WHAT YOU NEED TO DO:
Copy out each line containing "phone" from the entries below.

MATERIAL FOR THE TASK:
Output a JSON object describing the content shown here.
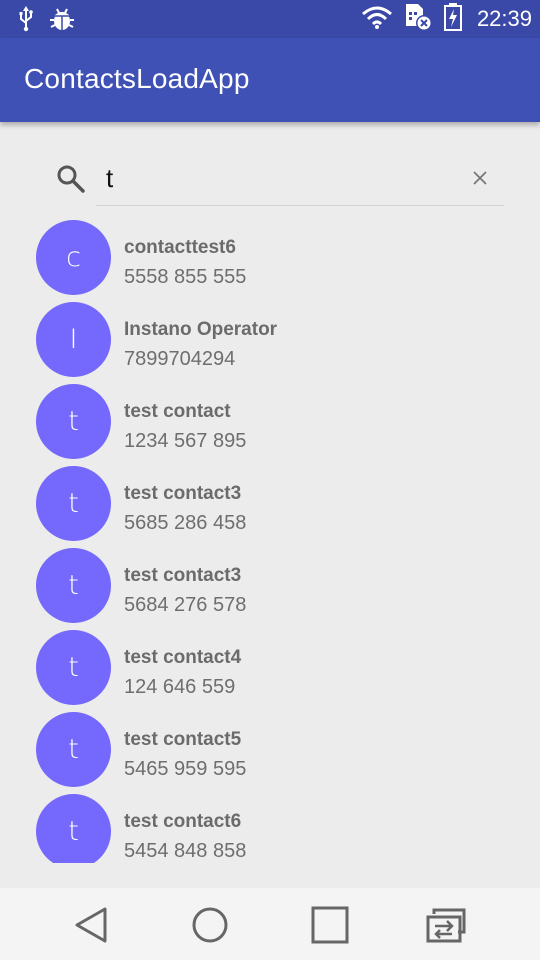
{
  "status_bar": {
    "time": "22:39",
    "left_icons": [
      "usb-icon",
      "android-debug-icon"
    ],
    "right_icons": [
      "wifi-icon",
      "sim-blocked-icon",
      "battery-charging-icon"
    ]
  },
  "app_bar": {
    "title": "ContactsLoadApp"
  },
  "search": {
    "value": "t",
    "icon": "search-icon",
    "clear_icon": "close-icon"
  },
  "contacts": [
    {
      "initial": "c",
      "name": "contacttest6",
      "phone": "5558 855 555"
    },
    {
      "initial": "I",
      "name": "Instano Operator",
      "phone": "7899704294"
    },
    {
      "initial": "t",
      "name": "test contact",
      "phone": "1234 567 895"
    },
    {
      "initial": "t",
      "name": "test contact3",
      "phone": "5685 286 458"
    },
    {
      "initial": "t",
      "name": "test contact3",
      "phone": "5684 276 578"
    },
    {
      "initial": "t",
      "name": "test contact4",
      "phone": "124 646 559"
    },
    {
      "initial": "t",
      "name": "test contact5",
      "phone": "5465 959 595"
    },
    {
      "initial": "t",
      "name": "test contact6",
      "phone": "5454 848 858"
    }
  ],
  "nav_bar": {
    "buttons": [
      "back-icon",
      "home-icon",
      "recents-icon",
      "switch-app-icon"
    ]
  },
  "colors": {
    "status_bar": "#3a49a8",
    "app_bar": "#3f51b5",
    "avatar": "#7469fc",
    "background": "#ececec"
  }
}
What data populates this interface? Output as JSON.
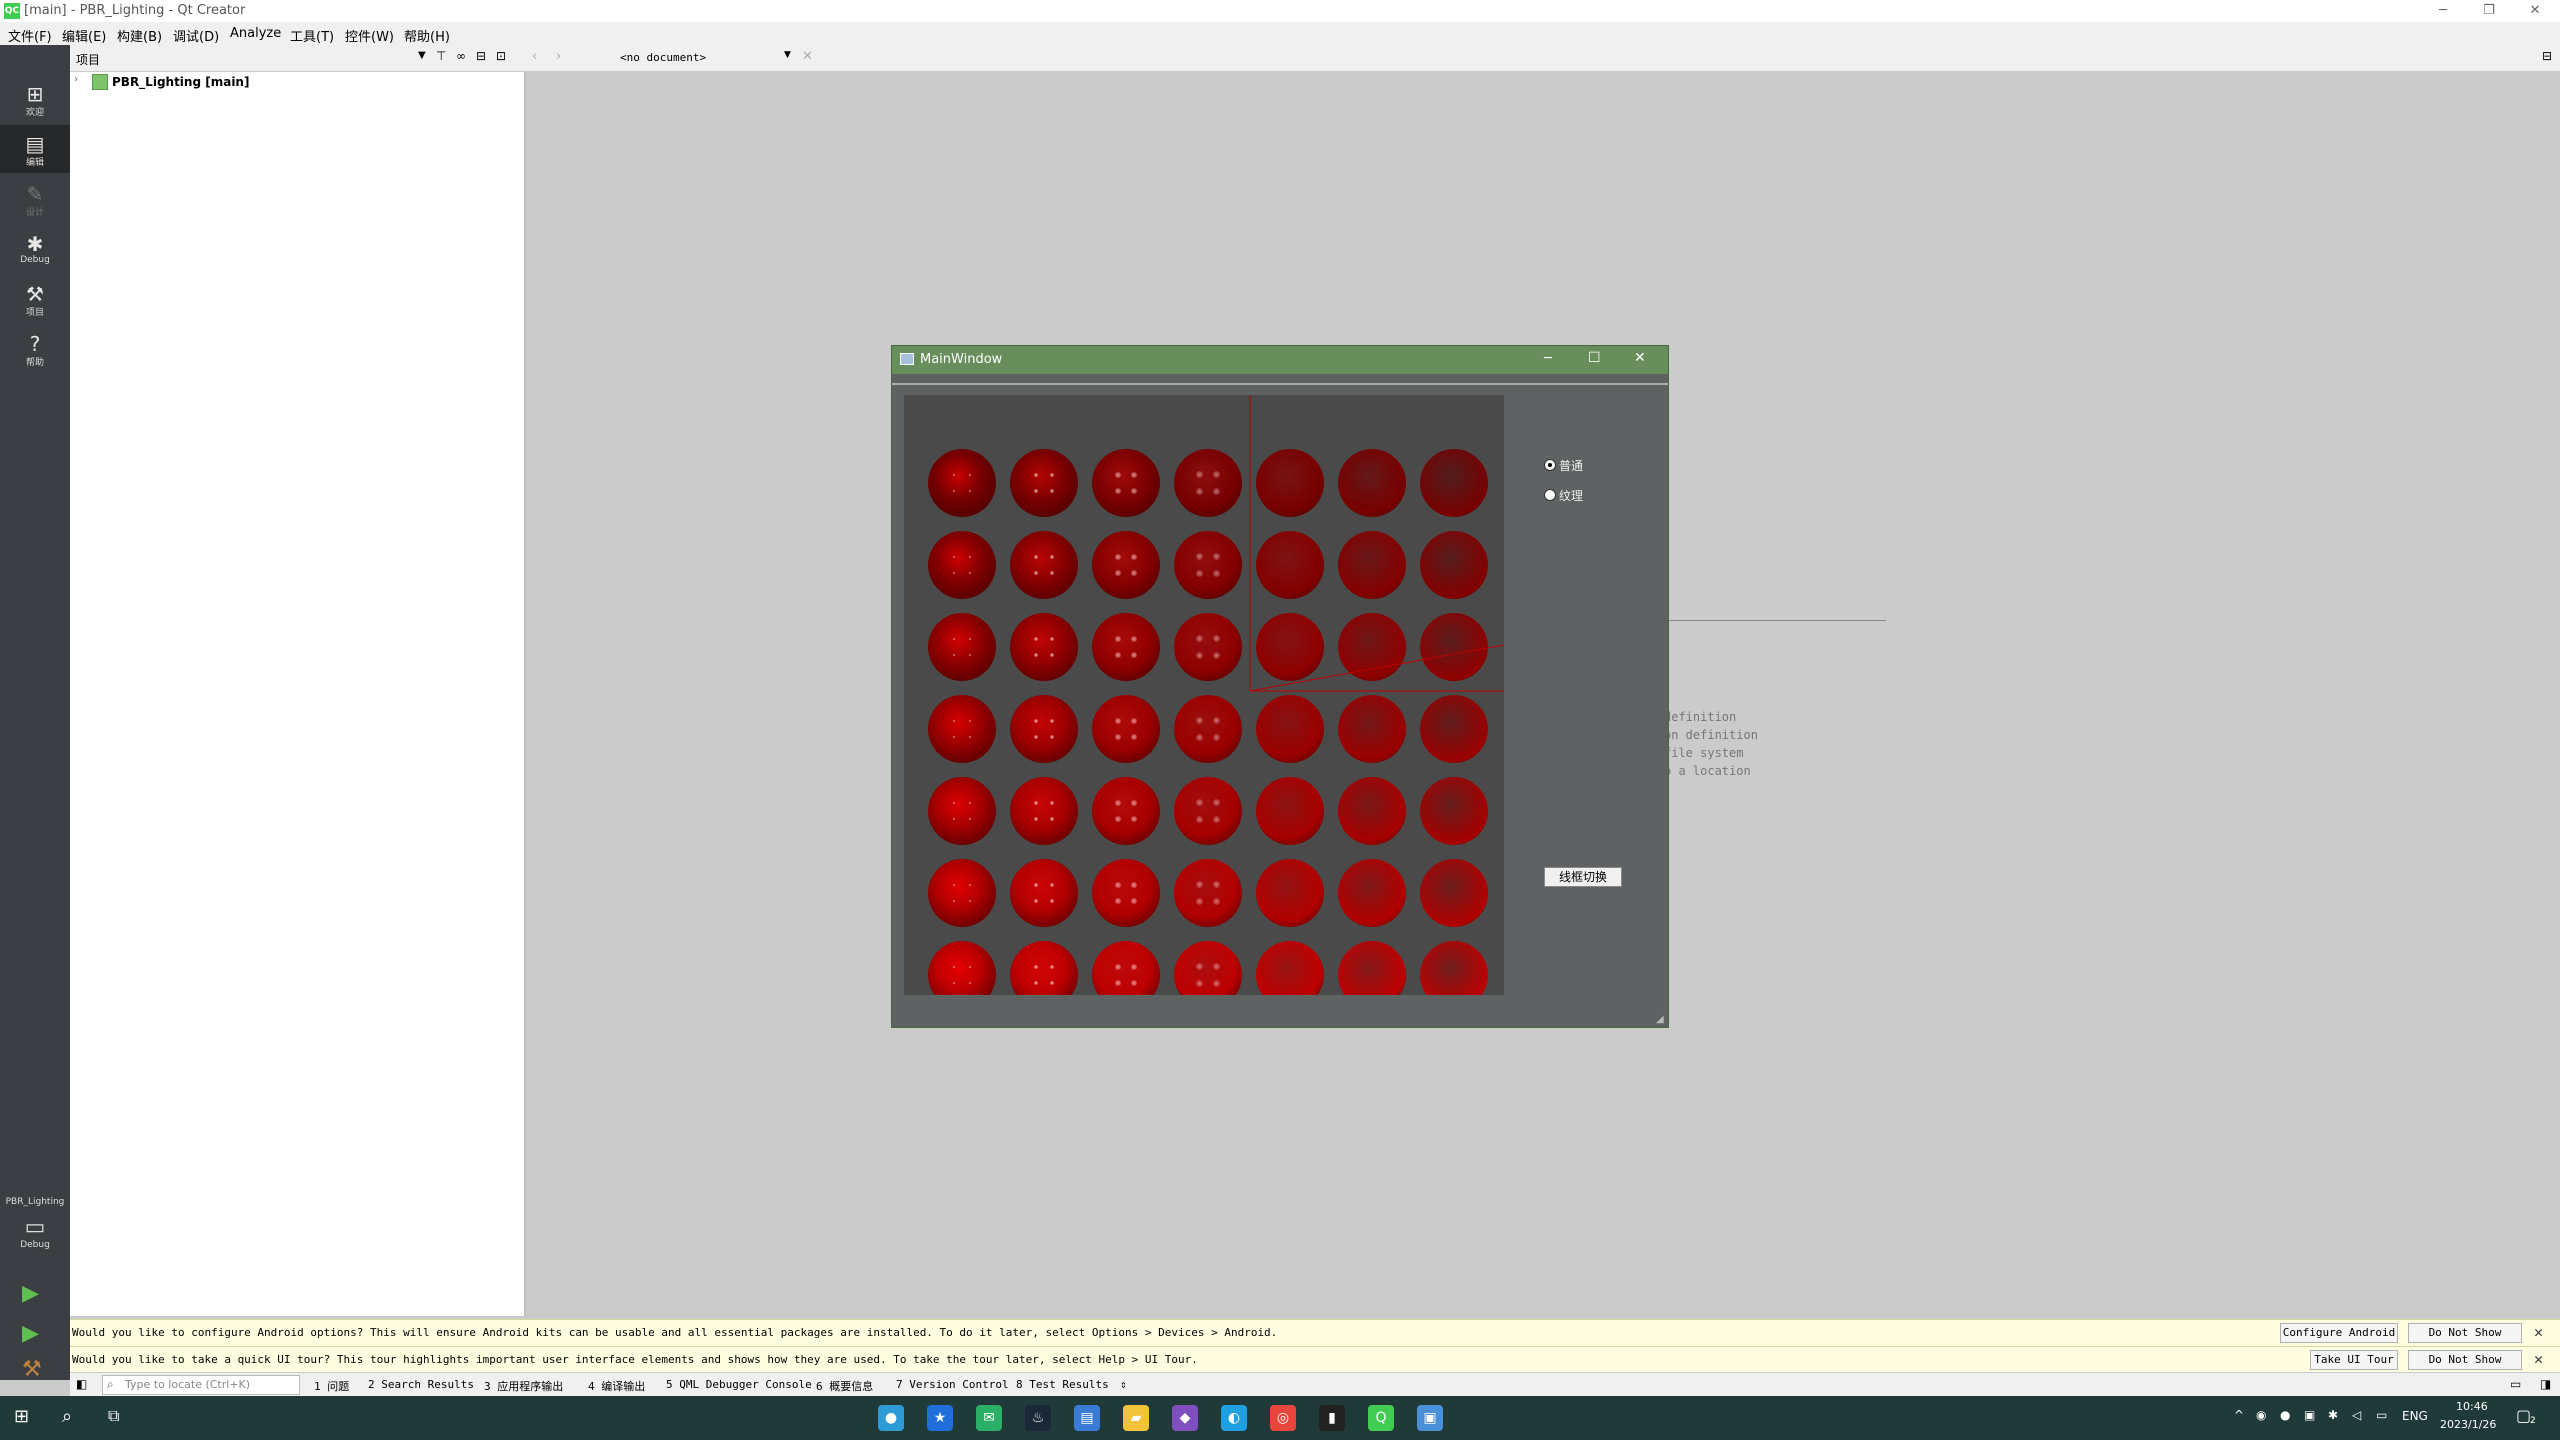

OUTPUT OF THE EXERCISE:
      "phone": "5558 855 555"
      "phone": "7899704294"
      "phone": "1234 567 895"
      "phone": "5685 286 458"
      "phone": "5684 276 578"
      "phone": "124 646 559"
      "phone": "5465 959 595"
      "phone": "5454 848 858"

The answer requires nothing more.